*WHAT IS EXPECTED:* Copy all the entries word for word, but omit the pictures.

*Excerpts from an interface dataset:*
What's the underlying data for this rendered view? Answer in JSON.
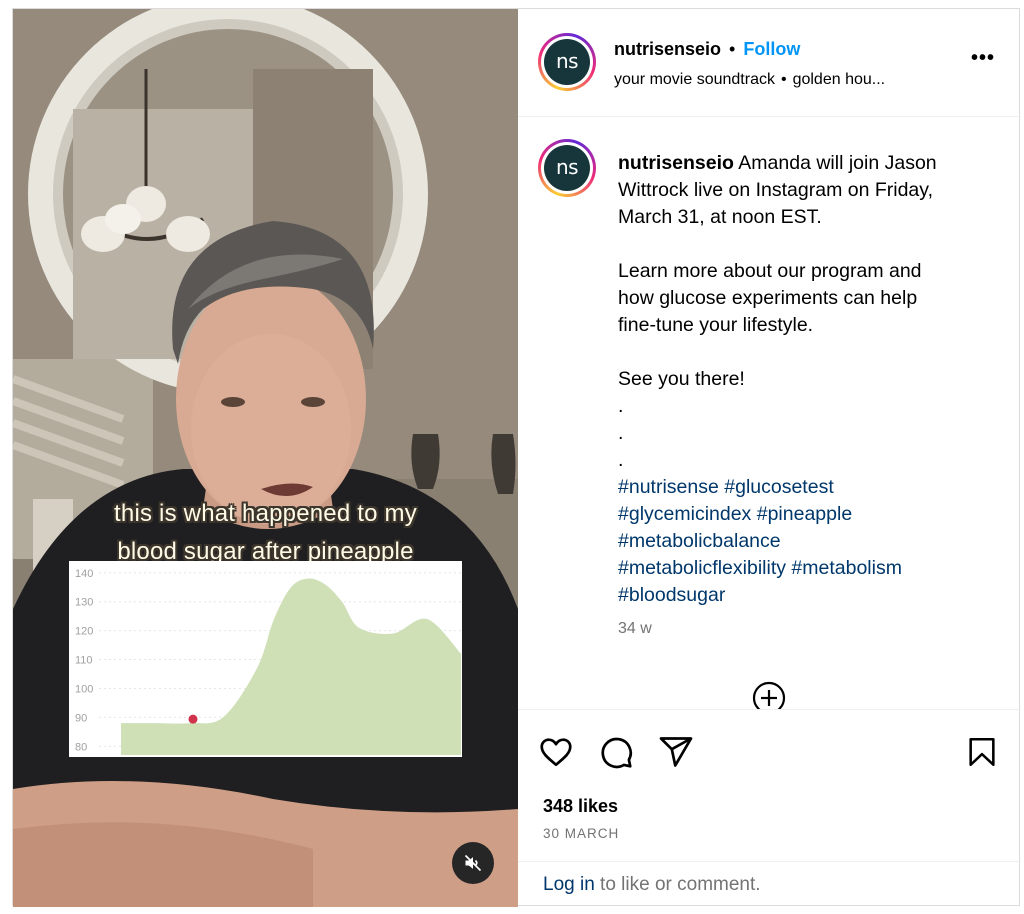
{
  "header": {
    "avatar_text": "ns",
    "username": "nutrisenseio",
    "separator": "•",
    "follow_label": "Follow",
    "audio_track": "your movie soundtrack",
    "audio_sep": "•",
    "audio_artist": "golden hou...",
    "more_label": "•••"
  },
  "video": {
    "caption_line1": "this is what happened to my",
    "caption_line2": "blood sugar after pineapple",
    "muted": true
  },
  "chart_data": {
    "type": "area",
    "y_ticks": [
      140,
      130,
      120,
      110,
      100,
      90,
      80
    ],
    "ylim": [
      77,
      142
    ],
    "x": [
      0,
      10,
      20,
      30,
      40,
      45,
      50,
      55,
      60,
      65,
      70,
      80,
      90,
      100
    ],
    "values": [
      88,
      88,
      88,
      90,
      107,
      124,
      135,
      138,
      136,
      130,
      121,
      119,
      124,
      112
    ],
    "marker": {
      "x": 10,
      "y": 88,
      "color": "#d2334c"
    },
    "fill_color": "#cfe0b7",
    "grid": true
  },
  "post": {
    "avatar_text": "ns",
    "username": "nutrisenseio",
    "caption_lines": [
      "Amanda will join Jason",
      "Wittrock live on Instagram on Friday,",
      "March 31, at noon EST."
    ],
    "para2": [
      "Learn more about our program and",
      "how glucose experiments can help",
      "fine-tune your lifestyle."
    ],
    "para3": "See you there!",
    "dots": [
      ".",
      ".",
      "."
    ],
    "hashtags": [
      "#nutrisense",
      "#glucosetest",
      "#glycemicindex",
      "#pineapple",
      "#metabolicbalance",
      "#metabolicflexibility",
      "#metabolism",
      "#bloodsugar"
    ],
    "time_ago": "34 w"
  },
  "actions": {
    "icons": [
      "heart-icon",
      "comment-icon",
      "share-icon",
      "bookmark-icon"
    ],
    "likes": "348 likes",
    "date": "30 MARCH"
  },
  "footer": {
    "login_link": "Log in",
    "login_rest": " to like or comment."
  }
}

*ANSWER TO THIS EXERCISE:*
What's the underlying data for this rendered view? Answer in JSON.
{
  "header": {
    "avatar_text": "ns",
    "username": "nutrisenseio",
    "separator": "•",
    "follow_label": "Follow",
    "audio_track": "your movie soundtrack",
    "audio_sep": "•",
    "audio_artist": "golden hou...",
    "more_label": "•••"
  },
  "video": {
    "caption_line1": "this is what happened to my",
    "caption_line2": "blood sugar after pineapple",
    "muted": true
  },
  "chart_data": {
    "type": "area",
    "y_ticks": [
      140,
      130,
      120,
      110,
      100,
      90,
      80
    ],
    "ylim": [
      77,
      142
    ],
    "x": [
      0,
      10,
      20,
      30,
      40,
      45,
      50,
      55,
      60,
      65,
      70,
      80,
      90,
      100
    ],
    "values": [
      88,
      88,
      88,
      90,
      107,
      124,
      135,
      138,
      136,
      130,
      121,
      119,
      124,
      112
    ],
    "marker": {
      "x": 10,
      "y": 88,
      "color": "#d2334c"
    },
    "fill_color": "#cfe0b7",
    "grid": true
  },
  "post": {
    "avatar_text": "ns",
    "username": "nutrisenseio",
    "caption_lines": [
      "Amanda will join Jason",
      "Wittrock live on Instagram on Friday,",
      "March 31, at noon EST."
    ],
    "para2": [
      "Learn more about our program and",
      "how glucose experiments can help",
      "fine-tune your lifestyle."
    ],
    "para3": "See you there!",
    "dots": [
      ".",
      ".",
      "."
    ],
    "hashtags": [
      "#nutrisense",
      "#glucosetest",
      "#glycemicindex",
      "#pineapple",
      "#metabolicbalance",
      "#metabolicflexibility",
      "#metabolism",
      "#bloodsugar"
    ],
    "time_ago": "34 w"
  },
  "actions": {
    "icons": [
      "heart-icon",
      "comment-icon",
      "share-icon",
      "bookmark-icon"
    ],
    "likes": "348 likes",
    "date": "30 MARCH"
  },
  "footer": {
    "login_link": "Log in",
    "login_rest": " to like or comment."
  }
}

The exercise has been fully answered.